Univision sold in 2007 for $12.3 billion, with Perenchio collecting $1.3 billion for his stake, the Los Angeles Times reported. Perenchio is now CEO of Chartwell Partners, a boutique investment and holding firm specializing in media, entertainment and real estate, according to Forbes. Perenchio served as John McCain’s national finance co-chair during the Arizona Republican's 2008 presidential campaign, and he gives more generously to Republicans than Democrats.

Much of Perenchio’s giving has been through the Jerry Perenchio Living Trust.

Living trusts are established so that after one’s death, survivors don’t have to go through probate, the complicated legal process of validating and executing the deceased person’s will via the court system. The larger one’s estate, the more complicated probate is; therefore, a person like Perenchio with a high-value estate potentially saves his family hassle by placing his property in a trust that, upon his death, can be distributed without court supervision and with less public visibility.

Last updated: Jan. 30, 2013

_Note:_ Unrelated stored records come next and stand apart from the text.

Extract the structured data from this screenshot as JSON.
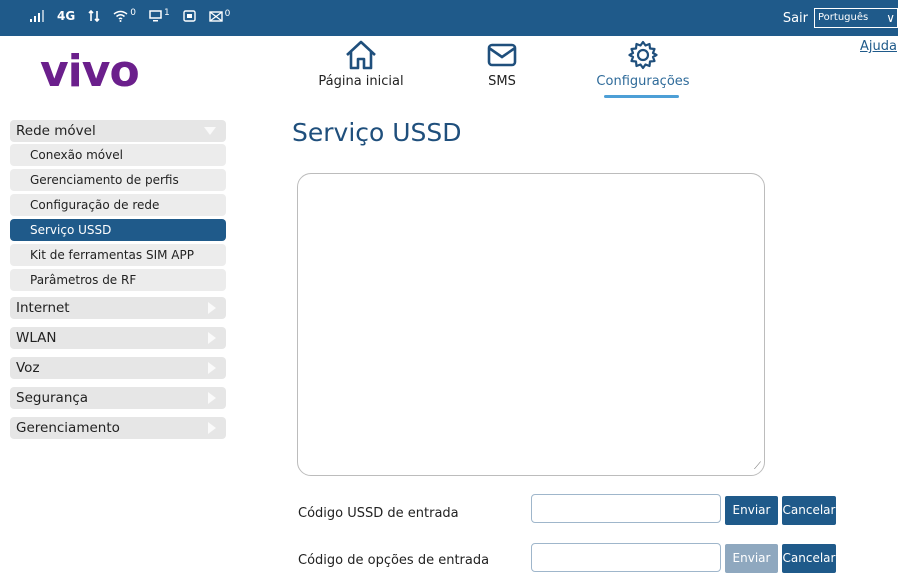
{
  "statusbar": {
    "network": "4G",
    "wifi_count": "0",
    "device_count": "1",
    "sms_count": "0",
    "sair": "Sair",
    "language": "Português"
  },
  "header": {
    "logo": "vivo",
    "nav": [
      {
        "label": "Página inicial",
        "icon": "home-icon"
      },
      {
        "label": "SMS",
        "icon": "envelope-icon"
      },
      {
        "label": "Configurações",
        "icon": "gear-icon",
        "active": true
      }
    ],
    "help": "Ajuda"
  },
  "sidebar": {
    "groups": [
      {
        "label": "Rede móvel",
        "expanded": true,
        "items": [
          "Conexão móvel",
          "Gerenciamento de perfis",
          "Configuração de rede",
          "Serviço USSD",
          "Kit de ferramentas SIM APP",
          "Parâmetros de RF"
        ],
        "active_item": "Serviço USSD"
      },
      {
        "label": "Internet"
      },
      {
        "label": "WLAN"
      },
      {
        "label": "Voz"
      },
      {
        "label": "Segurança"
      },
      {
        "label": "Gerenciamento"
      }
    ]
  },
  "main": {
    "title": "Serviço USSD",
    "output_text": "",
    "ussd_code_label": "Código USSD de entrada",
    "ussd_code_value": "",
    "options_code_label": "Código de opções de entrada",
    "options_code_value": "",
    "send_label": "Enviar",
    "cancel_label": "Cancelar"
  },
  "colors": {
    "primary": "#1f5a8a",
    "brand": "#6b1f8c",
    "accent": "#4d9fd6"
  }
}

*2011-2012 election cycle. Source: Center for Responsive Politics and Center for Public Integrity analysis of Federal Election Commission records. Totals include contributions from individuals, family members and corporations that are controlled by the individual super donor.